Alaa is about to become an exclusive word for those who want their voice heard. Secretary General of the Central Organization country’s Trade Unions (COTU), Francis Atwoli has applied to use it as well and we all must bow down before him now! If you’re looking at this thinking I’m not sure if I like where this could lead, don’t worry—KIPI said because he wants exclusive rights then users will have pay permission or face consequences such as lawsuits from both parties involved: Al-laa!!!
A phrase that has no English translation is the slogan for Atwoli’s application. His phase caught on in February when he was appearing for an interview with Citizen TV’s JKlive and now everyone knows what it means.
“I told you Jeff, I don’t know who is going to be the President but I know who is not going to be the President, Alaa! Alaa! Alaa,” Atwoli exclaimed, shifting gingerly on the bench. The term became the default response for anything shocking or absurd in Kenya, both online and offline, hours later and for weeks after that.It was used and re-used, and then some. Currently, some enterprising Kenyans are using it on branded, made-to-order tee-shirts.

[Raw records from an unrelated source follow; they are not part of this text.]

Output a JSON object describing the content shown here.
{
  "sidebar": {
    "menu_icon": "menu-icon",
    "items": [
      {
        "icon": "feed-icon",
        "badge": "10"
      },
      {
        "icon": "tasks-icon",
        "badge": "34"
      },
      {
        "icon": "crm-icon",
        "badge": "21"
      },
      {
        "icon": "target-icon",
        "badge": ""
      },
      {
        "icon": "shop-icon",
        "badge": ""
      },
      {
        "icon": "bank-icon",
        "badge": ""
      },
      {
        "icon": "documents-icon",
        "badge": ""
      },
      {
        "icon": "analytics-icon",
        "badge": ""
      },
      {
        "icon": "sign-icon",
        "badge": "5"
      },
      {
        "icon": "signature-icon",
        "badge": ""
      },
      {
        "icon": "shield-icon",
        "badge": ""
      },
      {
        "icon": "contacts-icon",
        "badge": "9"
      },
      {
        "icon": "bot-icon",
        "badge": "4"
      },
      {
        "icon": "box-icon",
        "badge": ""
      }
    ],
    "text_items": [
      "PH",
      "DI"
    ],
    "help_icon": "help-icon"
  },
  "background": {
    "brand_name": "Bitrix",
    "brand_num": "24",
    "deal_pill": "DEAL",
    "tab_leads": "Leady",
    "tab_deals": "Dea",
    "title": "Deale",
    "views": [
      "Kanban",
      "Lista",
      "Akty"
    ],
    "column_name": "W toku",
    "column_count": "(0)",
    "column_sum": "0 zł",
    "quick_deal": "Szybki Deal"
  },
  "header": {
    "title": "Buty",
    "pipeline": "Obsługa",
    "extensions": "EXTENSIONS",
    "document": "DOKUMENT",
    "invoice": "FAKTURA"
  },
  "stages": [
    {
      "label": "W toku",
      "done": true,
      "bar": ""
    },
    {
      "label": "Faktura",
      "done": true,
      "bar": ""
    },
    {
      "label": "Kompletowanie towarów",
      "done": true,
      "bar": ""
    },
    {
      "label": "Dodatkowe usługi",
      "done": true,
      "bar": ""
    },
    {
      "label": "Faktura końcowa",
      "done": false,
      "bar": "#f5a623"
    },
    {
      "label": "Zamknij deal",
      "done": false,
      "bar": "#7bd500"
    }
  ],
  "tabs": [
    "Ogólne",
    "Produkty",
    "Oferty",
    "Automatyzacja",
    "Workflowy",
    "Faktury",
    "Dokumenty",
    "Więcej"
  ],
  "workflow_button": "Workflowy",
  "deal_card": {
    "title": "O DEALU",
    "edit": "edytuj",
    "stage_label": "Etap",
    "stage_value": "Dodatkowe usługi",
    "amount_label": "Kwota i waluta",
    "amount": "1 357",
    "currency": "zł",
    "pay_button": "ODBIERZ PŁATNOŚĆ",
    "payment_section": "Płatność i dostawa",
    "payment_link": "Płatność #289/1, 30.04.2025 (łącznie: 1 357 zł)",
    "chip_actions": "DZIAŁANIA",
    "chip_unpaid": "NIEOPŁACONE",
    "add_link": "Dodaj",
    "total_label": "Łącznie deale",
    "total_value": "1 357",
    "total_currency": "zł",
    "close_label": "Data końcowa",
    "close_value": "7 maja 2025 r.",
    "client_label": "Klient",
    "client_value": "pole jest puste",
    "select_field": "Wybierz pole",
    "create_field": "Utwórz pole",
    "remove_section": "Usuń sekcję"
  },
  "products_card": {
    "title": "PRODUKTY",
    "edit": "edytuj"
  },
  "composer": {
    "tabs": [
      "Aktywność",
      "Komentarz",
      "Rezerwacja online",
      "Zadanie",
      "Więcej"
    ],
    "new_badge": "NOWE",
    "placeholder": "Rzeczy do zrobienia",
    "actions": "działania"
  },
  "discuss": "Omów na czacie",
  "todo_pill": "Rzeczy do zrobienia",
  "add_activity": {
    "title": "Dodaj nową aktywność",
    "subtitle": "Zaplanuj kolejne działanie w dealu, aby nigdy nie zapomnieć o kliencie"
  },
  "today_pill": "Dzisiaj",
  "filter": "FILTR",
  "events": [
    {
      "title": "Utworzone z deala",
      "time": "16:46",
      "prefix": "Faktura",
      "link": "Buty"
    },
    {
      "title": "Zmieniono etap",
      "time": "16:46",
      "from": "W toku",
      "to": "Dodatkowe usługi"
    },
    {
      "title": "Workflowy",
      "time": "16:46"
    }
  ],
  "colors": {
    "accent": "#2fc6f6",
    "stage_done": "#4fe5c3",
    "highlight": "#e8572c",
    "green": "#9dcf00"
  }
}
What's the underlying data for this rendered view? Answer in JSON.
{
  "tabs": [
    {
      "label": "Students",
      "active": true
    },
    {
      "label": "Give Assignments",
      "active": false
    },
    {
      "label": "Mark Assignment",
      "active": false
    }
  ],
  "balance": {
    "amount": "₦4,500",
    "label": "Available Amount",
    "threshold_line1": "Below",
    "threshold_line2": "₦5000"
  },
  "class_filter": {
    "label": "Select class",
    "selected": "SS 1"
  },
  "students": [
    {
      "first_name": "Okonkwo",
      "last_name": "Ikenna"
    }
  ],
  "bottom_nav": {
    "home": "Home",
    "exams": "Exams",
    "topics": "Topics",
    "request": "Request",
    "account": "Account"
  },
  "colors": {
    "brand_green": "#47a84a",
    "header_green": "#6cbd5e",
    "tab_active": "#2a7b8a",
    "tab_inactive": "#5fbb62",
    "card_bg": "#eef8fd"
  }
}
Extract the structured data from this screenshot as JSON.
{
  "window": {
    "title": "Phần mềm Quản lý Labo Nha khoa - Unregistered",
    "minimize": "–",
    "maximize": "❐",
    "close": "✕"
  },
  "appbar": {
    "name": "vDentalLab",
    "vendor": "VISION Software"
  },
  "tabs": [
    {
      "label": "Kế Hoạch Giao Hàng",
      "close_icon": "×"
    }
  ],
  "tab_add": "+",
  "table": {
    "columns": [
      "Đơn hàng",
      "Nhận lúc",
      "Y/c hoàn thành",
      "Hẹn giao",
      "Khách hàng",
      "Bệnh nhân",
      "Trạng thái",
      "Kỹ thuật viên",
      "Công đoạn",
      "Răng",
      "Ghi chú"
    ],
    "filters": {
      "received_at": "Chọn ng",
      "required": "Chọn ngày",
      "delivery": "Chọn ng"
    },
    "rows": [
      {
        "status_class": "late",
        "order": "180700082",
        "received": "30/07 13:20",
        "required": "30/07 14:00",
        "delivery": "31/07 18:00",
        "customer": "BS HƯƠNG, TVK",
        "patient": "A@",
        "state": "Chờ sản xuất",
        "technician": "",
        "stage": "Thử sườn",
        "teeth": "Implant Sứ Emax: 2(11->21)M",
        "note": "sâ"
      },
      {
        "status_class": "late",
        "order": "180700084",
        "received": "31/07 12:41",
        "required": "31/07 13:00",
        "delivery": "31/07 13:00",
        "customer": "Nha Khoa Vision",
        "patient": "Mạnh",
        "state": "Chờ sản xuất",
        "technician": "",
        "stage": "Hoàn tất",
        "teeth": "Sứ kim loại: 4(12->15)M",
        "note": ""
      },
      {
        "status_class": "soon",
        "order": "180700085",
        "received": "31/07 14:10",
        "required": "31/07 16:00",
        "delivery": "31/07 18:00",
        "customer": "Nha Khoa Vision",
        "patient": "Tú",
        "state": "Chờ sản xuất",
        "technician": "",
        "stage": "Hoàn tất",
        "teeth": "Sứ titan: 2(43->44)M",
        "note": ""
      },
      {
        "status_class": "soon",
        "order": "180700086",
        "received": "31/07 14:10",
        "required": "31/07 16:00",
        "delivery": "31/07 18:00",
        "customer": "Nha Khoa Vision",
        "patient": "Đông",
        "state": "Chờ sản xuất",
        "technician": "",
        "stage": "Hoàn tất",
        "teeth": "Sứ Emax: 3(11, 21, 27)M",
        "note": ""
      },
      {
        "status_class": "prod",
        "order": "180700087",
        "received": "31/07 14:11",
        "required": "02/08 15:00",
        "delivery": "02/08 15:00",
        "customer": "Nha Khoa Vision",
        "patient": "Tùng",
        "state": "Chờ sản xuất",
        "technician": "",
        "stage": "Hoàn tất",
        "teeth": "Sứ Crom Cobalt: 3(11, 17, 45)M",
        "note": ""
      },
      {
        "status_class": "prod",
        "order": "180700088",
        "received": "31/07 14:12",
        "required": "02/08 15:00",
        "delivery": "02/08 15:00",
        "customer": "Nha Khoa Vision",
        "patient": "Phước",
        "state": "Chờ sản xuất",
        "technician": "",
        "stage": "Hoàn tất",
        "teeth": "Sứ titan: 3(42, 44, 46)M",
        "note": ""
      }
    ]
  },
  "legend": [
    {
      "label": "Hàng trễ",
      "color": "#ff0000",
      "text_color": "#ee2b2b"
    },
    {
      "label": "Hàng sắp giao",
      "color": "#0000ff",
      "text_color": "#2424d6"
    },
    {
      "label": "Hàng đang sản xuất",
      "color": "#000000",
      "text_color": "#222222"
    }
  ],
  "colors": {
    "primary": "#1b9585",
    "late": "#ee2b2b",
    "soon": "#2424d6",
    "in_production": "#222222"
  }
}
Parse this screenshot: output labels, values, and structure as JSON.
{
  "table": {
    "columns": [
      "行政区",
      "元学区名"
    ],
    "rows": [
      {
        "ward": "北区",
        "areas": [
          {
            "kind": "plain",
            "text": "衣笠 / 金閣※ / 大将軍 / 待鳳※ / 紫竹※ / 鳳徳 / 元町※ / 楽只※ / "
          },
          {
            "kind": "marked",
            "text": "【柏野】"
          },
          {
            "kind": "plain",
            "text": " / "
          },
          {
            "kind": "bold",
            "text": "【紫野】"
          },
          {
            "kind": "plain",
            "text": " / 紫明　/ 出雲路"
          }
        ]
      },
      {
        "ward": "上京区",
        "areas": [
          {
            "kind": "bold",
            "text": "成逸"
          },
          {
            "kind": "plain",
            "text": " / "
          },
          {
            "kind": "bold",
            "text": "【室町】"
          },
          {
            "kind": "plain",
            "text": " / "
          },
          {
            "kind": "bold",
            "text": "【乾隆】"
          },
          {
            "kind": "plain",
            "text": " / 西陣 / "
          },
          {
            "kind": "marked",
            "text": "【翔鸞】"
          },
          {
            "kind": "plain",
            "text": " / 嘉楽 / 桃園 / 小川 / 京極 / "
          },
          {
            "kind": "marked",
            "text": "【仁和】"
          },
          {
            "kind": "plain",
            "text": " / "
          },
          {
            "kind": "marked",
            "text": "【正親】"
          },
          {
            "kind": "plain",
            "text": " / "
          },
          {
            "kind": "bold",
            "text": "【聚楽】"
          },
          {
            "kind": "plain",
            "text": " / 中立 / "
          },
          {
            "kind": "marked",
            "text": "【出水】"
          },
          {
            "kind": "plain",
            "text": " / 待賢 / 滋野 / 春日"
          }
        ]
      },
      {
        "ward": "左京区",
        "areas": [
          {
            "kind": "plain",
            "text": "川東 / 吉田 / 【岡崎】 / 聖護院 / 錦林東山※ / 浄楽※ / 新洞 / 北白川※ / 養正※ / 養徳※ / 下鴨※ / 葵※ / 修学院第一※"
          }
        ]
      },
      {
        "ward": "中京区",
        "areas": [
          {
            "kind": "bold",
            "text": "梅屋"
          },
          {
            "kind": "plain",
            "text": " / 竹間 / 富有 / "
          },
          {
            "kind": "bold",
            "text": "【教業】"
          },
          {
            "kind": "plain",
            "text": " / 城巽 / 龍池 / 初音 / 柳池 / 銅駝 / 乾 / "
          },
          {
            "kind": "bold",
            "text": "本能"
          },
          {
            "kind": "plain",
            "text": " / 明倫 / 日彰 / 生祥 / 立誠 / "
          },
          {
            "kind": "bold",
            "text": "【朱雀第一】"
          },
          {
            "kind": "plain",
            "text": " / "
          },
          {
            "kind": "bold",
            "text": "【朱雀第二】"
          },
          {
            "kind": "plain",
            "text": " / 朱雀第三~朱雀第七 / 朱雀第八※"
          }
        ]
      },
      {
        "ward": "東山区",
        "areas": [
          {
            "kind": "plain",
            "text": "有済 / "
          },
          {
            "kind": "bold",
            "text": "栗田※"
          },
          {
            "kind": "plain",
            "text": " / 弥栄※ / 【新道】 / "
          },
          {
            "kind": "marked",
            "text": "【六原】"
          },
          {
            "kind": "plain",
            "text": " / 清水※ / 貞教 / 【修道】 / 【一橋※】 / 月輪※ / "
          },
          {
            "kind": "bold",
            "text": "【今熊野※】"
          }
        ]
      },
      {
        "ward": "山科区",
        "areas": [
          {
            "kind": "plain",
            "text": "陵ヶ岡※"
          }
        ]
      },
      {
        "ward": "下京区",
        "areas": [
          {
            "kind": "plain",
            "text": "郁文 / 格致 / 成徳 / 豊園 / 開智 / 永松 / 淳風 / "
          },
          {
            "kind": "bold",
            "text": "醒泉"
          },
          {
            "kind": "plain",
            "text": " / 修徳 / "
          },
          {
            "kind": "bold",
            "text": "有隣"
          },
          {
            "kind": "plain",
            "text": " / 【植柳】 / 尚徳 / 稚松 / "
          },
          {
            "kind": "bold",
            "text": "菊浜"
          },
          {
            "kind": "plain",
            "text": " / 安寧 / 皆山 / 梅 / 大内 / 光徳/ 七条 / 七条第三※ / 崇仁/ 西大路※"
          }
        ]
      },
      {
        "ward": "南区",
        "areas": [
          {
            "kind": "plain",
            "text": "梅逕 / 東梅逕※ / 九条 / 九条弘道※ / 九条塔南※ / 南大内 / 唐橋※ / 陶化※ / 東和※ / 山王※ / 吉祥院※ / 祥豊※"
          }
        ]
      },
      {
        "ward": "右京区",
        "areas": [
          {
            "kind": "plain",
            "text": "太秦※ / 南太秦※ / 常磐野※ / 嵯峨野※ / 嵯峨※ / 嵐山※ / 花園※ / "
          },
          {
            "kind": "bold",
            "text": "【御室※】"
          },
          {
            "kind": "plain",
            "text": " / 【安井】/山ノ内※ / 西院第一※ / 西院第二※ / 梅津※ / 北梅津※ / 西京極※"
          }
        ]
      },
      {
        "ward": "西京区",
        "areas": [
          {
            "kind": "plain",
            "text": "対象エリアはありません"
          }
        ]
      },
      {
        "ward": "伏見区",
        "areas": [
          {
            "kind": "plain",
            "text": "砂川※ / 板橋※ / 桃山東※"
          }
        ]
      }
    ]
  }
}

The trademark battle between Atwoli and KIPI has been going on for years, but now they’re taking it to the next level with a new move that could potentially cost Kenyans more than $5k. The competition is finally over; all you need are some designs or colors worth trademarking (Ksh2 million). The Kenya Industrial Property Institute’s website states that “a sign may consist of one or more distinctive works.” This means any item which can identify your company will suffice–from logos down through social media handles!